There were at least eight Iranian families living in that place. One of them had two 13-15 year old girls, and I shivered contemplating how I would have felt had I been either of them or their father. These Iranian families lived in one or two bedroom units. They were mostly five to seven of them in each unit. Most of these families were Muslims. Jewish, Bahaie or Armenian Iranians usually have a close knit community that either prevents them from sinking to the bottom of the American society or has learned to hide their poor pretty effectively. Destitute Muslim Iranians, however, are pretty vulnerable since being the majority among the minority means no one cares for you
To walk into their apartments was both disheartening and inviting. Here I was, in the middle of Los Angeles Gangland and in the poorest of neighborhoods rummaged by hoodlums, drug pushers and pornographers, and portraits of Mohammad and Ali hung on the walls. There was faux-gold glittering everywhere. We Iranians, as much as we hate to admit, love that glitter of gold, fake or authentic. The apartments I walked into that day were poor but orderly signaling the presence of a woman.
The men of these families are usually employed as Taxi drivers, parking attendants, busboys (cleaning crew), janitors, day-laborers, etc. There are few who often run into the police as they test extra-legal means for survival.
What I saw in that building was not an exception, but it wasn't the norm, either. There are more than plenty of educated, adequately wealthy Iranians occupying respected positions and living in relative comfort. But there are those that are sunk in the margins of a dream that transported them half-way around the world and then abandoned them.
We often think of the 1979 revolution and its results in broader scopes and general schemes. We think of it as an event with global consequences, millions affected, geopolitical aftermath, economics of oil, future of the gulf, the opposition vs. the incumbents, and so forth. Its effects could be measured in smaller, more human terms, though: In a life or two rotting away in the slums of a foreign land, for instance.
My mother lives in the United States. Her biggest fear is being abandoned here, especially when she passes away. Often I have heard her praying that her children would take her back to her birthplace to be buried. I am sure the middle-aged Iranian women I met in that building and their husbands have the same fears, and theirs are real.

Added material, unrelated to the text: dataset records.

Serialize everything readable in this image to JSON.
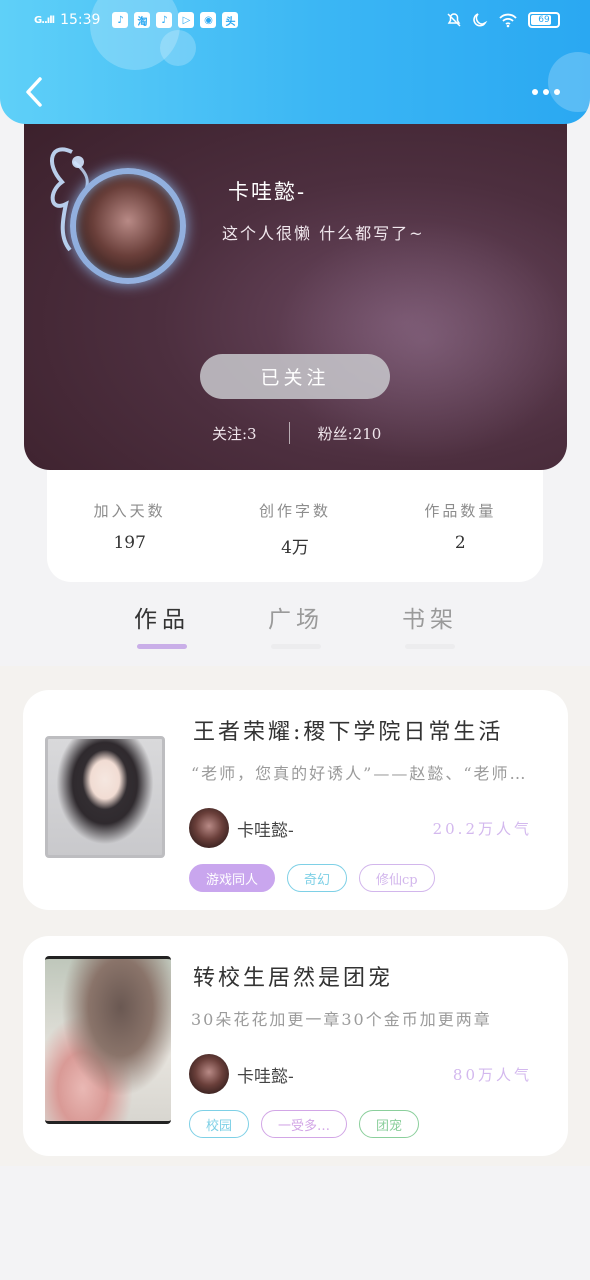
{
  "status_bar": {
    "signal": "G..ıll",
    "time": "15:39",
    "apps": [
      "♪",
      "淘",
      "♪",
      "▷",
      "◉",
      "头"
    ],
    "icons": [
      "mute-icon",
      "moon-icon",
      "wifi-icon"
    ],
    "battery": "69"
  },
  "header": {
    "back_icon": "chevron-left-icon",
    "more_icon": "more-dots-icon"
  },
  "profile": {
    "username": "卡哇懿-",
    "bio": "这个人很懒 什么都写了~",
    "follow_label": "已关注",
    "following": "关注:3",
    "fans": "粉丝:210"
  },
  "stats": [
    {
      "label": "加入天数",
      "value": "197"
    },
    {
      "label": "创作字数",
      "value": "4万"
    },
    {
      "label": "作品数量",
      "value": "2"
    }
  ],
  "tabs": [
    {
      "label": "作品",
      "active": true
    },
    {
      "label": "广场",
      "active": false
    },
    {
      "label": "书架",
      "active": false
    }
  ],
  "works": [
    {
      "title": "王者荣耀:稷下学院日常生活",
      "desc": "“老师，您真的好诱人”——赵懿、“老师，您真的好诱人”",
      "author": "卡哇懿-",
      "popularity": "20.2万人气",
      "tags": [
        {
          "label": "游戏同人",
          "color": "#c9a6ee",
          "filled": true
        },
        {
          "label": "奇幻",
          "color": "#7ed0e6",
          "filled": false
        },
        {
          "label": "修仙cp",
          "color": "#d2b6ec",
          "filled": false
        }
      ]
    },
    {
      "title": "转校生居然是团宠",
      "desc": "30朵花花加更一章30个金币加更两章",
      "author": "卡哇懿-",
      "popularity": "80万人气",
      "tags": [
        {
          "label": "校园",
          "color": "#7ed0e6",
          "filled": false
        },
        {
          "label": "一受多…",
          "color": "#d2a6e6",
          "filled": false
        },
        {
          "label": "团宠",
          "color": "#8bcf9c",
          "filled": false
        }
      ]
    }
  ]
}
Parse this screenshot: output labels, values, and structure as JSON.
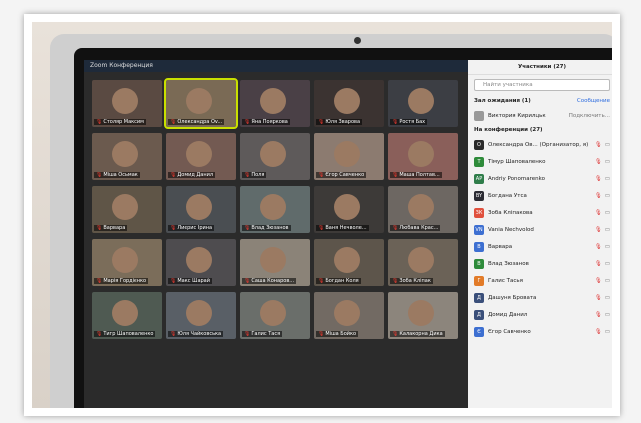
{
  "window": {
    "title": "Zoom Конференция"
  },
  "tiles": [
    {
      "label": "Столяр Максим",
      "color": "#5a4a42"
    },
    {
      "label": "Олександра Ov...",
      "color": "#7a6a55",
      "active": true
    },
    {
      "label": "Яна Пояркова",
      "color": "#4a4046"
    },
    {
      "label": "Юля Зварова",
      "color": "#3b3331"
    },
    {
      "label": "Ростя Бах",
      "color": "#3c3e44"
    },
    {
      "label": "Міша Осьмак",
      "color": "#6b5a4e"
    },
    {
      "label": "Домид Данил",
      "color": "#735a52"
    },
    {
      "label": "Поля",
      "color": "#5e5a5a"
    },
    {
      "label": "Єгор Савченко",
      "color": "#8c7b70"
    },
    {
      "label": "Маша Полтав...",
      "color": "#8a5f5a"
    },
    {
      "label": "Варвара",
      "color": "#5f5547"
    },
    {
      "label": "Лиєрис Ірина",
      "color": "#4a4e52"
    },
    {
      "label": "Влад Зюзанов",
      "color": "#606b6b"
    },
    {
      "label": "Ваня Нечволе...",
      "color": "#3d3a38"
    },
    {
      "label": "Любава Крас...",
      "color": "#6d6762"
    },
    {
      "label": "Марія Гордієнко",
      "color": "#7b6d5a"
    },
    {
      "label": "Макс Шарай",
      "color": "#4e4c4f"
    },
    {
      "label": "Саша Конаров...",
      "color": "#8b8378"
    },
    {
      "label": "Богдан Коля",
      "color": "#5d554b"
    },
    {
      "label": "Зоба Кліпак",
      "color": "#6b6257"
    },
    {
      "label": "Тигр Шаповаленко",
      "color": "#4f5a52"
    },
    {
      "label": "Юля Чайковська",
      "color": "#595f66"
    },
    {
      "label": "Галис Тася",
      "color": "#6a6e6a"
    },
    {
      "label": "Міша Бойко",
      "color": "#726a63"
    },
    {
      "label": "Калакорна Дика",
      "color": "#8c857c"
    }
  ],
  "participants": {
    "title": "Участники (27)",
    "search_placeholder": "Найти участника",
    "waiting_label": "Зал ожидания (1)",
    "admit_label": "Сообщение",
    "waiting_name": "Виктория Кирилцьк",
    "waiting_action": "Подключить...",
    "in_meeting_label": "На конференции (27)",
    "list": [
      {
        "initials": "О",
        "name": "Олександра Ов... (Организатор, я)",
        "color": "#2a2a2a"
      },
      {
        "initials": "Т",
        "name": "Тімур Шаповаленко",
        "color": "#2e8b3a"
      },
      {
        "initials": "AP",
        "name": "Andriy Ponomarenko",
        "color": "#2f7d4a"
      },
      {
        "initials": "BY",
        "name": "Богдана Утса",
        "color": "#2b2b33"
      },
      {
        "initials": "ЗК",
        "name": "Зоба Кліпакова",
        "color": "#e0503d"
      },
      {
        "initials": "VN",
        "name": "Vania Nechvolod",
        "color": "#3d6fd1"
      },
      {
        "initials": "В",
        "name": "Варвара",
        "color": "#3d6fd1"
      },
      {
        "initials": "В",
        "name": "Влад Зюзанов",
        "color": "#2e8b3a"
      },
      {
        "initials": "Г",
        "name": "Галис Тасья",
        "color": "#e27b28"
      },
      {
        "initials": "Д",
        "name": "Дашуня Бровата",
        "color": "#3a4f7a"
      },
      {
        "initials": "Д",
        "name": "Домид Данил",
        "color": "#3a4f7a"
      },
      {
        "initials": "Є",
        "name": "Єгор Савченко",
        "color": "#3d6fd1"
      }
    ]
  }
}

Most of us, by virtue of being Iranians, and therefore tribal, have the luxury of knowing one, two or many more that we can rely on if things go wrong: Parents, cousins, siblings, cousins of cousins, you know the extent. There are many Iranians that have been disallowed from that tribal connectedness. In this extremely vast city, their plight becomes even more severe. They become completely lost in a sea of minorities from around the world, all of them competing for the limited resources available and many losing the immigrant-searching-for-a-dream game.